I’ll cut to the chase: “The Rescue” is one of the best documentaries I’ve watched this year.
It re-tells the story from 2018 of the rescue of a Thai soccer team, consisting of a dozen boys and their coach, who had gone off to explore some caves, then became trapped when monsoons rolled in and flooded the chambers, leaving them stranded deep inside.
Directed by E. Chai Vasarhelyi and Jimmy Chin (they won an Oscar in 2019 for directing “Free Solo”), “The Rescue” includes some amazing footage of the teams who went in and brought the boys out. They were led by two amateurs, middle-aged British hobbyists who are the best cave divers in the world, with skills even Navy SEALS didn’t have. The film does incorporate some scenes re-created in a studio tank, but they include original rescuers, and they’re seamlessly interwoven with actual footage shot during the crisis. There’s one scene that’s particularly moving, of the hopeful look on those 11-to-13-year-old boys’ faces when, after 8 days trapped, with no food and limited oxygen, they saw the divers emerge from the water in their chamber for the first time. Wow.
The most remarkable aspect of “The Rescue” was the decision to get the kids out by sedating them with Ketamine, Atropine, and Xanax. The thinking was that the boys, who had no diving experience, would panic during the nearly three hours it took to swim through the flooded areas. It was a preposterous idea, but there were no other good options. Still, one rescuer said putting a sedated boy’s face in the water with his hands tied behind his back “felt like euthanasia.”
Parts of “The Rescue” were tough for me to watch. I used to scuba dive, but never went into any caves because I suffer from claustrophobia.

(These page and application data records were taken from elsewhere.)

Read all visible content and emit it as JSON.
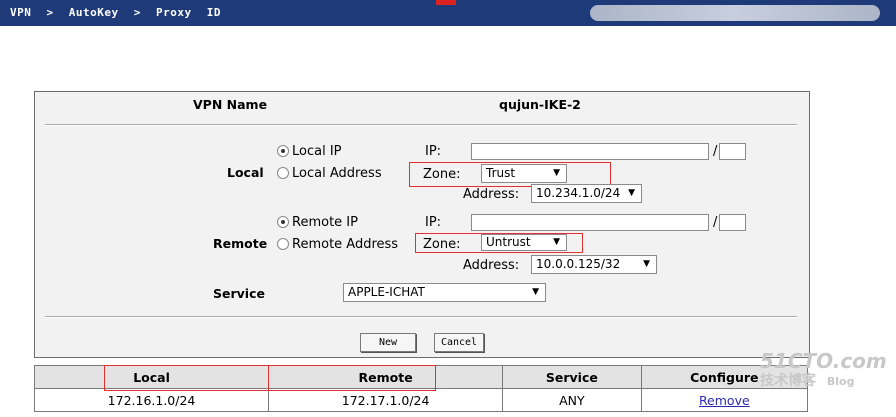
{
  "breadcrumb": {
    "items": [
      "VPN",
      "AutoKey",
      "Proxy",
      "ID"
    ],
    "sep": ">"
  },
  "form": {
    "vpn_name_label": "VPN Name",
    "vpn_name_value": "qujun-IKE-2",
    "local": {
      "section_label": "Local",
      "radio_ip_label": "Local IP",
      "radio_addr_label": "Local Address",
      "ip_label": "IP:",
      "ip_value": "",
      "slash": "/",
      "mask_value": "",
      "zone_label": "Zone:",
      "zone_value": "Trust",
      "address_label": "Address:",
      "address_value": "10.234.1.0/24"
    },
    "remote": {
      "section_label": "Remote",
      "radio_ip_label": "Remote IP",
      "radio_addr_label": "Remote Address",
      "ip_label": "IP:",
      "ip_value": "",
      "slash": "/",
      "mask_value": "",
      "zone_label": "Zone:",
      "zone_value": "Untrust",
      "address_label": "Address:",
      "address_value": "10.0.0.125/32"
    },
    "service_label": "Service",
    "service_value": "APPLE-ICHAT",
    "new_button": "New",
    "cancel_button": "Cancel"
  },
  "table": {
    "headers": [
      "Local",
      "Remote",
      "Service",
      "Configure"
    ],
    "rows": [
      {
        "local": "172.16.1.0/24",
        "remote": "172.17.1.0/24",
        "service": "ANY",
        "action": "Remove"
      }
    ]
  },
  "watermark": {
    "line1": "51CTO.com",
    "line2": "技术博客",
    "line3": "Blog"
  },
  "colors": {
    "header_bar": "#1f3a78",
    "highlight_border": "#e03030",
    "link": "#2b2bb0"
  }
}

Watching the divers squeezing through extremely tight spaces in the dark, murky water had me a little bit freaked out. Nonetheless, I stuck with it and — like “Apollo 13” — even though I knew the outcome, I felt the tension of the task all the way through to the end.
“The Rescue” tracks the decisions made by the lead divers, the friction they encountered with Thai authorities, and the enormity of the volunteer corps — some 5,000 strong — who all contributed to the success of the mission. I was caught up in every aspect of it, and couldn’t get some of the images out of my mind for a couple of days after seeing it.
That’s why I give “The Rescue” a 9 out of 10, which will earn it a spot on my year-end Best Documentaries Of 2021 list. Opens in theaters tomorrow.